[Interface dataset entries]
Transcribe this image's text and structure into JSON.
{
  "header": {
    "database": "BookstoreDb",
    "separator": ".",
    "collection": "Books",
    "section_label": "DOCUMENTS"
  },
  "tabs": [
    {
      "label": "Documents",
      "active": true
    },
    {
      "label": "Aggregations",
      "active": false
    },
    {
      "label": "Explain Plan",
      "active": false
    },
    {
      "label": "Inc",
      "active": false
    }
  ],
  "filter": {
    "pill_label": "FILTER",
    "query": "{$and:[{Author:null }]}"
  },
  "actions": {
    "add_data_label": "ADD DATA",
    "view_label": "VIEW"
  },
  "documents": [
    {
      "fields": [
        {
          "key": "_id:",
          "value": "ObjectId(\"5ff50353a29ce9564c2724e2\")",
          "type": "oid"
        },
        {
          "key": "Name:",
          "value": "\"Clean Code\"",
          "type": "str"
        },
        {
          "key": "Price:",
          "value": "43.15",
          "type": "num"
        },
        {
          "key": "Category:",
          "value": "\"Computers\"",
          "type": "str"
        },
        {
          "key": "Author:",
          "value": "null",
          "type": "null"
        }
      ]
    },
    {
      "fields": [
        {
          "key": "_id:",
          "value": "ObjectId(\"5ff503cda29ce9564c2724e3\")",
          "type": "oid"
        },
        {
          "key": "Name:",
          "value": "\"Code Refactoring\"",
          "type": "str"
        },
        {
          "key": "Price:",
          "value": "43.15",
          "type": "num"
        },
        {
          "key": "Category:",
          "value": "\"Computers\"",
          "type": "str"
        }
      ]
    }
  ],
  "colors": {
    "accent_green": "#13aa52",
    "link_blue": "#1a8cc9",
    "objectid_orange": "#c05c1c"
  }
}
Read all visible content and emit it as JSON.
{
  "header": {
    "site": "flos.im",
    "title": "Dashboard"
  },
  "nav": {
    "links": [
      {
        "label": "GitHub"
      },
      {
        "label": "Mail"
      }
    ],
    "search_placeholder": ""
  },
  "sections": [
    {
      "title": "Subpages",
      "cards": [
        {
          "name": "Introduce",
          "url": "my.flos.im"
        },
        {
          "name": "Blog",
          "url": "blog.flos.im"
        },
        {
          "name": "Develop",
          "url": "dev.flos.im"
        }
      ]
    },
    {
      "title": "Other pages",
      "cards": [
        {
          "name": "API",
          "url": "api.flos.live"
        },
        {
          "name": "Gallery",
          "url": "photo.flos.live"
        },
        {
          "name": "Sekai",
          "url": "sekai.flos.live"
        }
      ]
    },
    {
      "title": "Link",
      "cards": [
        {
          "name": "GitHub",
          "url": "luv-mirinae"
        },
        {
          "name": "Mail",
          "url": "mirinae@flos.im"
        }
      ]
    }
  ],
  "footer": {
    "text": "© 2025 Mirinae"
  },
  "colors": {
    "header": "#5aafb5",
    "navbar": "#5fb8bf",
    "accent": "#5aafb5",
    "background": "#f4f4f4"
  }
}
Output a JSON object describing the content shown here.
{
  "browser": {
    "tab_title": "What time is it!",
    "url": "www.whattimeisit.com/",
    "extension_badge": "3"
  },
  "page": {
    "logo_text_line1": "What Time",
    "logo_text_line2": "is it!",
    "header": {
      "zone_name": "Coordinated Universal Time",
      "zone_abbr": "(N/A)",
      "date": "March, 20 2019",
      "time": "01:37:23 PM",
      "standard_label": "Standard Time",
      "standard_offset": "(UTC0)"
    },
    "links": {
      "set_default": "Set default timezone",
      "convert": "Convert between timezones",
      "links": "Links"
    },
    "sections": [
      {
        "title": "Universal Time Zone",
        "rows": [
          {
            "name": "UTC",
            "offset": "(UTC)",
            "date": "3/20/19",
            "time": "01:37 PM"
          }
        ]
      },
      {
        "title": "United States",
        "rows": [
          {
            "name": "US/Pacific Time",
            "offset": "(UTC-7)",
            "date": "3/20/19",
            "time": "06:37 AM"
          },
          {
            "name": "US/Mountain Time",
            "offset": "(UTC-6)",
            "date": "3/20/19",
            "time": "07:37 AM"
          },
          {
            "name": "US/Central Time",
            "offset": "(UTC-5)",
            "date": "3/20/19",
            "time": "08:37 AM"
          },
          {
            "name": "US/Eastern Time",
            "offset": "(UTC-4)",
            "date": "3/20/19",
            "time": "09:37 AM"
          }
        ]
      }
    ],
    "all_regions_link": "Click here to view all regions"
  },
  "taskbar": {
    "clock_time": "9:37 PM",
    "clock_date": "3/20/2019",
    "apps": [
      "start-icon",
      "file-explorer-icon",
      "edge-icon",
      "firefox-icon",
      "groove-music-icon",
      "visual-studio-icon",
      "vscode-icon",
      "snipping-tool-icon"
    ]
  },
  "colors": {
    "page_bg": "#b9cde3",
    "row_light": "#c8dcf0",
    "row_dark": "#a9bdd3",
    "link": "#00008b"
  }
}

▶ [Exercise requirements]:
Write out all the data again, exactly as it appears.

▶ [Problem solution]:
Transcribe this image's text and structure into JSON.
{
  "header": {
    "database": "BookstoreDb",
    "separator": ".",
    "collection": "Books",
    "section_label": "DOCUMENTS"
  },
  "tabs": [
    {
      "label": "Documents",
      "active": true
    },
    {
      "label": "Aggregations",
      "active": false
    },
    {
      "label": "Explain Plan",
      "active": false
    },
    {
      "label": "Inc",
      "active": false
    }
  ],
  "filter": {
    "pill_label": "FILTER",
    "query": "{$and:[{Author:null }]}"
  },
  "actions": {
    "add_data_label": "ADD DATA",
    "view_label": "VIEW"
  },
  "documents": [
    {
      "fields": [
        {
          "key": "_id:",
          "value": "ObjectId(\"5ff50353a29ce9564c2724e2\")",
          "type": "oid"
        },
        {
          "key": "Name:",
          "value": "\"Clean Code\"",
          "type": "str"
        },
        {
          "key": "Price:",
          "value": "43.15",
          "type": "num"
        },
        {
          "key": "Category:",
          "value": "\"Computers\"",
          "type": "str"
        },
        {
          "key": "Author:",
          "value": "null",
          "type": "null"
        }
      ]
    },
    {
      "fields": [
        {
          "key": "_id:",
          "value": "ObjectId(\"5ff503cda29ce9564c2724e3\")",
          "type": "oid"
        },
        {
          "key": "Name:",
          "value": "\"Code Refactoring\"",
          "type": "str"
        },
        {
          "key": "Price:",
          "value": "43.15",
          "type": "num"
        },
        {
          "key": "Category:",
          "value": "\"Computers\"",
          "type": "str"
        }
      ]
    }
  ],
  "colors": {
    "accent_green": "#13aa52",
    "link_blue": "#1a8cc9",
    "objectid_orange": "#c05c1c"
  }
}
Read all visible content and emit it as JSON.
{
  "header": {
    "site": "flos.im",
    "title": "Dashboard"
  },
  "nav": {
    "links": [
      {
        "label": "GitHub"
      },
      {
        "label": "Mail"
      }
    ],
    "search_placeholder": ""
  },
  "sections": [
    {
      "title": "Subpages",
      "cards": [
        {
          "name": "Introduce",
          "url": "my.flos.im"
        },
        {
          "name": "Blog",
          "url": "blog.flos.im"
        },
        {
          "name": "Develop",
          "url": "dev.flos.im"
        }
      ]
    },
    {
      "title": "Other pages",
      "cards": [
        {
          "name": "API",
          "url": "api.flos.live"
        },
        {
          "name": "Gallery",
          "url": "photo.flos.live"
        },
        {
          "name": "Sekai",
          "url": "sekai.flos.live"
        }
      ]
    },
    {
      "title": "Link",
      "cards": [
        {
          "name": "GitHub",
          "url": "luv-mirinae"
        },
        {
          "name": "Mail",
          "url": "mirinae@flos.im"
        }
      ]
    }
  ],
  "footer": {
    "text": "© 2025 Mirinae"
  },
  "colors": {
    "header": "#5aafb5",
    "navbar": "#5fb8bf",
    "accent": "#5aafb5",
    "background": "#f4f4f4"
  }
}
Output a JSON object describing the content shown here.
{
  "browser": {
    "tab_title": "What time is it!",
    "url": "www.whattimeisit.com/",
    "extension_badge": "3"
  },
  "page": {
    "logo_text_line1": "What Time",
    "logo_text_line2": "is it!",
    "header": {
      "zone_name": "Coordinated Universal Time",
      "zone_abbr": "(N/A)",
      "date": "March, 20 2019",
      "time": "01:37:23 PM",
      "standard_label": "Standard Time",
      "standard_offset": "(UTC0)"
    },
    "links": {
      "set_default": "Set default timezone",
      "convert": "Convert between timezones",
      "links": "Links"
    },
    "sections": [
      {
        "title": "Universal Time Zone",
        "rows": [
          {
            "name": "UTC",
            "offset": "(UTC)",
            "date": "3/20/19",
            "time": "01:37 PM"
          }
        ]
      },
      {
        "title": "United States",
        "rows": [
          {
            "name": "US/Pacific Time",
            "offset": "(UTC-7)",
            "date": "3/20/19",
            "time": "06:37 AM"
          },
          {
            "name": "US/Mountain Time",
            "offset": "(UTC-6)",
            "date": "3/20/19",
            "time": "07:37 AM"
          },
          {
            "name": "US/Central Time",
            "offset": "(UTC-5)",
            "date": "3/20/19",
            "time": "08:37 AM"
          },
          {
            "name": "US/Eastern Time",
            "offset": "(UTC-4)",
            "date": "3/20/19",
            "time": "09:37 AM"
          }
        ]
      }
    ],
    "all_regions_link": "Click here to view all regions"
  },
  "taskbar": {
    "clock_time": "9:37 PM",
    "clock_date": "3/20/2019",
    "apps": [
      "start-icon",
      "file-explorer-icon",
      "edge-icon",
      "firefox-icon",
      "groove-music-icon",
      "visual-studio-icon",
      "vscode-icon",
      "snipping-tool-icon"
    ]
  },
  "colors": {
    "page_bg": "#b9cde3",
    "row_light": "#c8dcf0",
    "row_dark": "#a9bdd3",
    "link": "#00008b"
  }
}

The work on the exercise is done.